Hartlepool has the weirdest Mayoral election results. Not only do they elect a monkey to his third term as Mayor, even though he reneged on his promise to give free bananas to all the school kids, but also they have vast numbers of independents who seem to do very, very well. Unlike the Lib Dems. Odd.

Not as odd as the fact that the new Mayor of Doncaster stood for the English Democrats. They must feel over the moon, but as he appears to be utterly racist I'll not raise a glass to him thanks. Again the second candidate (only 400 behind the winner) was an independent. (Thanks Sue for the spot).

And a few left candidates

There weren't many County Council candidates from the hard left as far as I can make out, but there were a few.

In the ward where I live at the moment, Romsey,Cambridge, Tom Woodcock (who previously stood for Respect and then Left Alternative) stood as an independent candidate saying there was no viable left party at the moment. He received a very respectable third place on 17.6% of the vote.

In Bristol Jerry Hicks, who has always seemed a very good sort, came third on just under 15% for Respect.

In Barrow (Cumbria) the Socialist People's Party stood a range of candidates and, ahem, won a seat! Well done Jim Hamezeian for winning in the Ormsgill ward with almost half the total votes (word doc). ps Duncan adds a little info saying that the BNP tried to have Jim barred from holding office because he was born in Iran. Extra marks then to the good people of Ormsgill.

In Cornwall Mebyon Kernow won three county councilors, one with over 70% of the vote.

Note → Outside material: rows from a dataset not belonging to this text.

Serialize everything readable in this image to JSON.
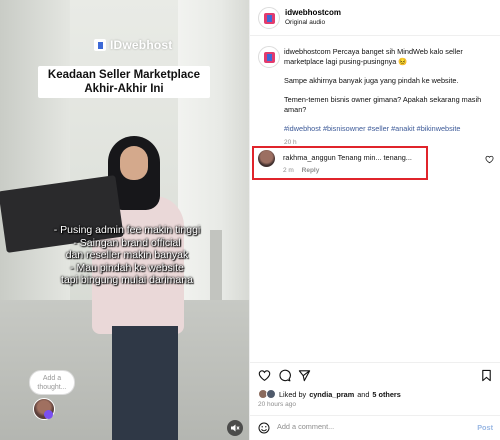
{
  "media": {
    "logo_text": "IDwebhost",
    "title_lines": [
      "Keadaan Seller Marketplace",
      "Akhir-Akhir Ini"
    ],
    "caption_lines": [
      "- Pusing admin fee makin tinggi",
      "- Saingan brand official",
      "dan reseller makin banyak",
      "- Mau pindah ke website",
      "tapi bingung mulai darimana"
    ],
    "thought_placeholder": "Add a thought...",
    "mute_icon": "speaker-muted-icon"
  },
  "header": {
    "username": "idwebhostcom",
    "subtitle": "Original audio"
  },
  "caption": {
    "username": "idwebhostcom",
    "line1": "Percaya banget sih MindWeb kalo seller marketplace lagi pusing-pusingnya 😣",
    "line2": "Sampe akhirnya banyak juga yang pindah ke website.",
    "line3": "Temen-temen bisnis owner gimana? Apakah sekarang masih aman?",
    "hashtags": "#idwebhost #bisnisowner #seller #anakit #bikinwebsite",
    "time": "20 h"
  },
  "reply": {
    "username": "rakhma_anggun",
    "text": "Tenang min... tenang...",
    "time": "2 m",
    "reply_label": "Reply"
  },
  "actions": {
    "liked_prefix": "Liked by",
    "liked_user": "cyndia_pram",
    "liked_mid": "and",
    "liked_others": "5 others",
    "time_ago": "20 hours ago",
    "add_placeholder": "Add a comment...",
    "post_label": "Post"
  },
  "colors": {
    "highlight_border": "#e0242b",
    "hashtag": "#3d5a98",
    "post_button": "#9ab8e4"
  }
}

I suspect the now infamous LibDem leaflet denouncing one of their number as a "greasy haired twat" probably helped rather than hindered their success.


Green Party election results page.
BBC local election results page.
Lancaster Unity should be an excellent resource for watching the BNP results.
There's also the Hope not Hate candidates map tracking BNP results.

I'll be updating this results page a number of times over the next couple of hours, feel free to leave interesting info you think should be included in this post.


James said...

Those Norfolk results are outstanding, I'm so impressed.

Anonymous said...

Haha, I knew you couldn't resist posting on these! Oxfordshire results disappointing, but fairly close contests in all 3 cases, looking at the results. Excellent news elsewhere, especially in Norwich.

Not sure which is weirder myself - Hartlepool's monkey mayor or Doncaster's English Democrat one. I know which is more alarming, judging by the comments in the new mayor of Doncaster has already made about scrapping 'politically correct' posts on the Council, abolishing translation services for immigrants etc.

Adam Ramsay said...

Norfolk results are indeed outstanding.

Matt Sellwood said...


Two of the seats lost in Oxford were non incumbents, but we also lost Sushila Dhall, alas. :(


Jim Jay said...

Thanks Matt - duly corrected

Pippa said...

Jim - it's actually 5 gains, 2 holds in Norwich!

Aaron said...

I beat the BNP as a paper candidate in Kent and even got more votes than a Labour candidate! Crushed by the Tories though, of course. ;)

Aaron said...

Simon Sedgwick-Jell = former old Labour leader of the council who is now a Green? Fantastic!

Jim Jay said...

Thanks pippa, I was passing on someone else's mistake - but this makes it even more impressive!

Well done Aaron - the day will come when we crush the Tories - never fear!

Red Green Nick said...

In Bristol I think Respect will be very gloomy as Jerry Hicks vote was over 25% in 2006.

Brighter for Greens in Easton, Bristol where the vote went up from 560 to 938 (65% increase)26% of total, whilst Respect collapsed to just 97 votes!

Green Vote in the Bristol West constituency is now 22% but no Green Councillors alas!

We are quite hopeful to get a Green MEP in the South West.

PhilC said...

Some detail on the Greens performance in Wiltshire plus my personal experience standing in a rural Wiltshire ward here: